BANGOR, Maine — The arraignment of an Ellsworth man who exchanged gunfire with police during an overnight standoff that ended when he was shot in the face last month was delayed Tuesday for two weeks because of the defendant’s health problems.
Jeffrey Paul Barnard, 50, was scheduled to plead not guilty Tuesday in U.S. District Court to a federal gun charge. The hearing was continued until Aug. 4 after Barnard told U.S. Magistrate Judge John Nivison that he was having trouble focusing on what was happening in the courtroom.
“I’m pretty confused, your honor,” Barnard told the judge. “Since I was shot, everything’s a blur. My vision is not good. I can’t focus no more. It’s like I’m totally in a daze.”
Barnard was indicted Thursday by a federal grand jury on one count of being a felon in possession of a firearm.
On Tuesday, Barnard entered the courtroom using a wheeled walker. The left side of his face appeared to be swollen and drooped slightly. He no longer wore the bandages on his neck and left eye he had at his first appearance June 20 in federal court.
Barnard was shot by Maine State Police Trooper Scott Duff on the morning of June 1 after a lengthy standoff with police that included Barnard holding a .22-caliber rifle, threatening to blow up his camper with a can of gasoline and throwing a Molotov cocktail, Ellsworth police Lt. Harold Page said.
“Officers recovered a .22-caliber semi-automatic rifle with a loaded magazine and a round in the chamber” from inside Barnard’s camper, according to the complaint filed in U.S. District Court on June 19 by Special Agent Tyler Leighton of the Bureau of Alcohol, Tobacco, Firearms and Explosives.
“They also found 70 rounds of .22-caliber ammunition, spent .22-caliber shell casings and a Molotov cocktail-type explosive device.”
Barnard has a lengthy criminal record that includes federal, Maine and California convictions, as well as prior police standoffs.

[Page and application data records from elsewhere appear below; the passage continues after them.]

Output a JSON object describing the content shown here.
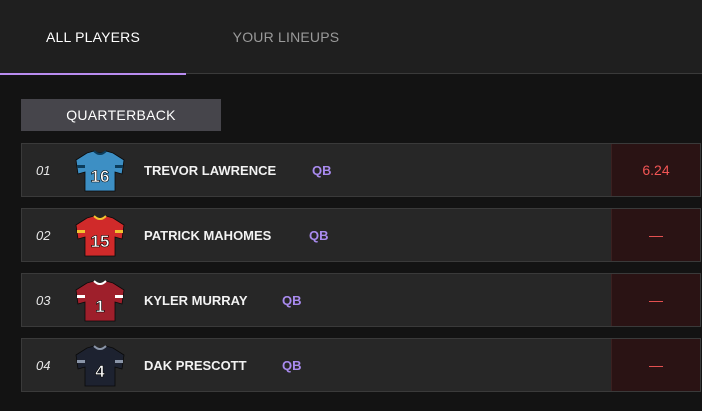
{
  "tabs": {
    "all_players": "ALL PLAYERS",
    "your_lineups": "YOUR LINEUPS"
  },
  "section": {
    "title": "QUARTERBACK"
  },
  "players": [
    {
      "rank": "01",
      "name": "TREVOR LAWRENCE",
      "position": "QB",
      "score": "6.24",
      "jersey_number": "16",
      "jersey_color": "#3d8fc4",
      "number_color": "#ffffff",
      "trim_color": "#0c3c5a"
    },
    {
      "rank": "02",
      "name": "PATRICK MAHOMES",
      "position": "QB",
      "score": "—",
      "jersey_number": "15",
      "jersey_color": "#d02a2a",
      "number_color": "#ffffff",
      "trim_color": "#f2c230"
    },
    {
      "rank": "03",
      "name": "KYLER MURRAY",
      "position": "QB",
      "score": "—",
      "jersey_number": "1",
      "jersey_color": "#9e1f2b",
      "number_color": "#ffffff",
      "trim_color": "#ffffff"
    },
    {
      "rank": "04",
      "name": "DAK PRESCOTT",
      "position": "QB",
      "score": "—",
      "jersey_number": "4",
      "jersey_color": "#1d2230",
      "number_color": "#ffffff",
      "trim_color": "#8a95a8"
    }
  ],
  "colors": {
    "accent": "#b98cf0",
    "position_text": "#a98bef",
    "score_text": "#f25555",
    "score_bg": "#2a1314"
  }
}
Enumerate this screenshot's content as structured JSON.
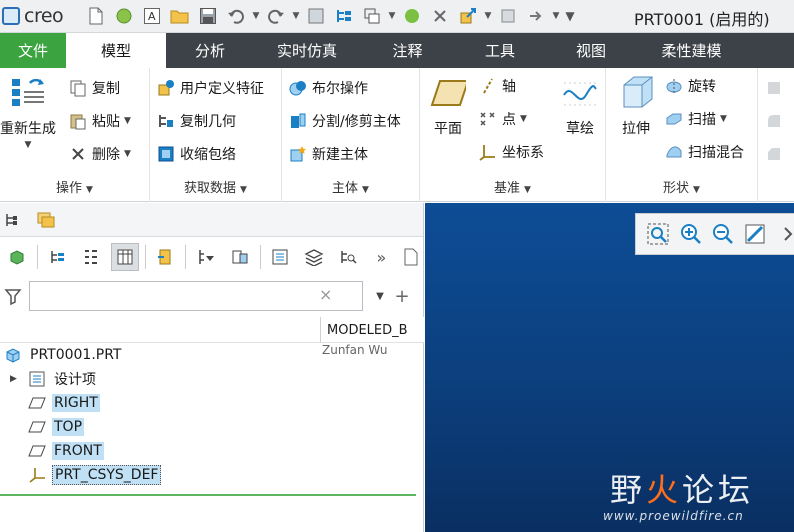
{
  "app": {
    "logo_text": "creo",
    "window_title": "PRT0001 (启用的)"
  },
  "tabs": [
    {
      "label": "文件"
    },
    {
      "label": "模型"
    },
    {
      "label": "分析"
    },
    {
      "label": "实时仿真"
    },
    {
      "label": "注释"
    },
    {
      "label": "工具"
    },
    {
      "label": "视图"
    },
    {
      "label": "柔性建模"
    }
  ],
  "ribbon": {
    "operations": {
      "label": "操作",
      "regenerate": "重新生成",
      "copy": "复制",
      "paste": "粘贴",
      "delete": "删除"
    },
    "get_data": {
      "label": "获取数据",
      "udf": "用户定义特征",
      "copy_geom": "复制几何",
      "shrinkwrap": "收缩包络"
    },
    "body": {
      "label": "主体",
      "boolean": "布尔操作",
      "split": "分割/修剪主体",
      "new_body": "新建主体"
    },
    "datum": {
      "label": "基准",
      "plane": "平面",
      "axis": "轴",
      "point": "点",
      "csys": "坐标系",
      "sketch": "草绘"
    },
    "shapes": {
      "label": "形状",
      "extrude": "拉伸",
      "revolve": "旋转",
      "sweep": "扫描",
      "swept_blend": "扫描混合"
    }
  },
  "panel": {
    "search_placeholder": "",
    "column_header": "MODELED_B",
    "column_value": "Zunfan Wu",
    "tree": [
      {
        "label": "PRT0001.PRT"
      },
      {
        "label": "设计项"
      },
      {
        "label": "RIGHT"
      },
      {
        "label": "TOP"
      },
      {
        "label": "FRONT"
      },
      {
        "label": "PRT_CSYS_DEF"
      }
    ]
  },
  "watermark": {
    "name_a": "野",
    "name_b": "火",
    "name_c": "论坛",
    "url": "www.proewildfire.cn"
  },
  "colors": {
    "file_tab": "#3ba340",
    "tab_bar": "#3c4247",
    "viewport": "#0d4d96",
    "selection": "#bfe0f5"
  }
}
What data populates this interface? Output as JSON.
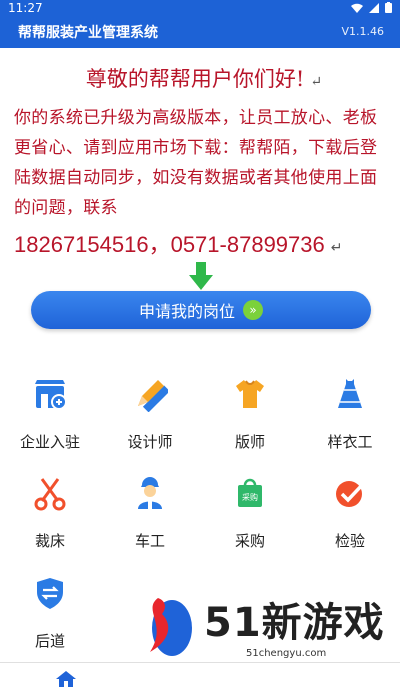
{
  "status": {
    "time": "11:27"
  },
  "app": {
    "title": "帮帮服装产业管理系统",
    "version": "V1.1.46"
  },
  "notice": {
    "greeting": "尊敬的帮帮用户你们好!",
    "body": "你的系统已升级为高级版本，让员工放心、老板更省心、请到应用市场下载：帮帮陌，下载后登陆数据自动同步，如没有数据或者其他使用上面的问题，联系",
    "contact": "18267154516，0571-87899736"
  },
  "apply_button": {
    "label": "申请我的岗位"
  },
  "grid": [
    {
      "label": "企业入驻",
      "icon": "shop-add-icon",
      "color": "#2b7be4"
    },
    {
      "label": "设计师",
      "icon": "pencil-ruler-icon",
      "color": "#2b7be4"
    },
    {
      "label": "版师",
      "icon": "shirt-icon",
      "color": "#f6a523"
    },
    {
      "label": "样衣工",
      "icon": "dress-icon",
      "color": "#2b7be4"
    },
    {
      "label": "裁床",
      "icon": "scissors-icon",
      "color": "#f1502c"
    },
    {
      "label": "车工",
      "icon": "worker-icon",
      "color": "#2b7be4"
    },
    {
      "label": "采购",
      "icon": "shopping-bag-icon",
      "color": "#2fb86a"
    },
    {
      "label": "检验",
      "icon": "check-badge-icon",
      "color": "#f1502c"
    },
    {
      "label": "后道",
      "icon": "shield-transfer-icon",
      "color": "#2b7be4"
    }
  ],
  "watermark": {
    "brand": "51新游戏",
    "url": "51chengyu.com"
  }
}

Originally charged in Hancock County with theft, assault, criminal use of explosives, possession of a firearm by a felon and reckless conduct, District Attorney Carletta Bassano said late Tuesday afternoon that Barnard no longer faces charges in Hancock County.
Barnard was shot in the face in the early morning hours of June 1. The standoff was precipitated when police issued a criminal threatening summons to Barnard on May 30 and served him with a protection order, Page has said.
The landowner of 303 North St., where the Barnards lived in a camper, then complained to police about 8 a.m. May 31 that Barnard had stolen the keys to a tractor. Officers went to the scene to investigate, and the confrontation with Barnard began immediately, Page said.
If convicted on the federal charge, Barnard faces up to 10 years in prison and a fine of up to $250,000.